▶ YOUR OBJECTIVE:
Please filter the data below down to the lines holding the string "screenshot".

Interface dataset entries:
——

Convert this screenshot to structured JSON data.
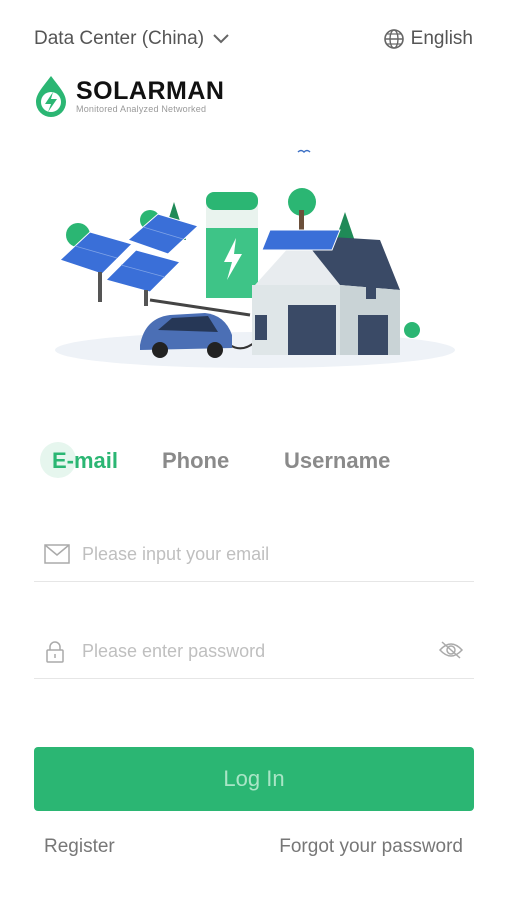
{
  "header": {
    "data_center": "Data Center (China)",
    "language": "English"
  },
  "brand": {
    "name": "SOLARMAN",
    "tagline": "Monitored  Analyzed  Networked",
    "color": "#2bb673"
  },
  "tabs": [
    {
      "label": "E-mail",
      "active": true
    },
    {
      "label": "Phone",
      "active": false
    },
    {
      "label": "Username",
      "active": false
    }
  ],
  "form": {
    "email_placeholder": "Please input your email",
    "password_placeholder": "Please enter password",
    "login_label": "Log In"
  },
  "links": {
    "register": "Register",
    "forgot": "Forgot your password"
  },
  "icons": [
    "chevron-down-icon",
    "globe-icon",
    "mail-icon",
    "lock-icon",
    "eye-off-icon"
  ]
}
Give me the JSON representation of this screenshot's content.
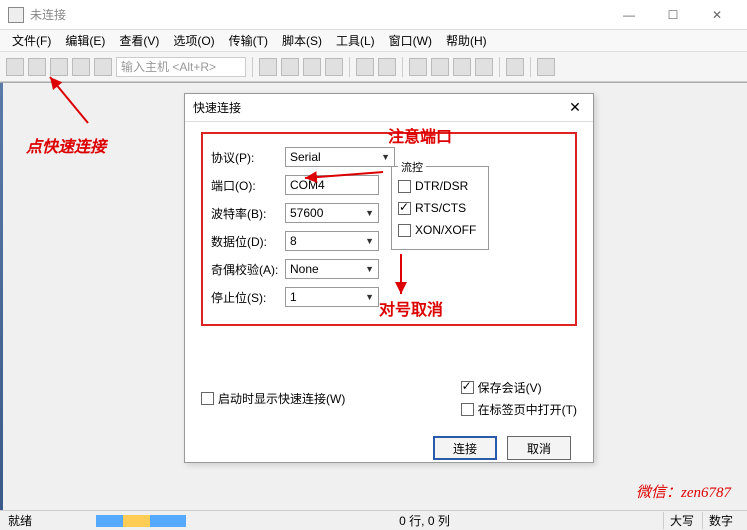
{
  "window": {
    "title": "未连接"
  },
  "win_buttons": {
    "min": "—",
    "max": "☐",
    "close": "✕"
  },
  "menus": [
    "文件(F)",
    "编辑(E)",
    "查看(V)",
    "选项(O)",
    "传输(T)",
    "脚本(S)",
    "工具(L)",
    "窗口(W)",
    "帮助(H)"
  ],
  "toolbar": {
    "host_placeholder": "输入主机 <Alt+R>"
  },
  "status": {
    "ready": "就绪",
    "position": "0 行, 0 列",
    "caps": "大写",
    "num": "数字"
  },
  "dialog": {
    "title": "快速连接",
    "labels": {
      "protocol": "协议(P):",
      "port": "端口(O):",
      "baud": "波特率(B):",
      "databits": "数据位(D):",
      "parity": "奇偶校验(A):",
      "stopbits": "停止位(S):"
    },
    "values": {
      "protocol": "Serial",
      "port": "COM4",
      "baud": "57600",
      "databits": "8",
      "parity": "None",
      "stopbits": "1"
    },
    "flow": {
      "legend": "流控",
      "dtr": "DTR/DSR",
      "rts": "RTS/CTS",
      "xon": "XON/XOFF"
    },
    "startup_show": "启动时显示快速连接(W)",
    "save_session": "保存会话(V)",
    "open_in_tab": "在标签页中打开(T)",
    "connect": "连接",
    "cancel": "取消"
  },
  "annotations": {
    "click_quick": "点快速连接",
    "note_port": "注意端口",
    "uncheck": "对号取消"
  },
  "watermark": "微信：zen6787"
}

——

▶ EXERCISE SOLUTION:
Convert this screenshot to structured JSON data.
Give me the JSON representation of this screenshot's content.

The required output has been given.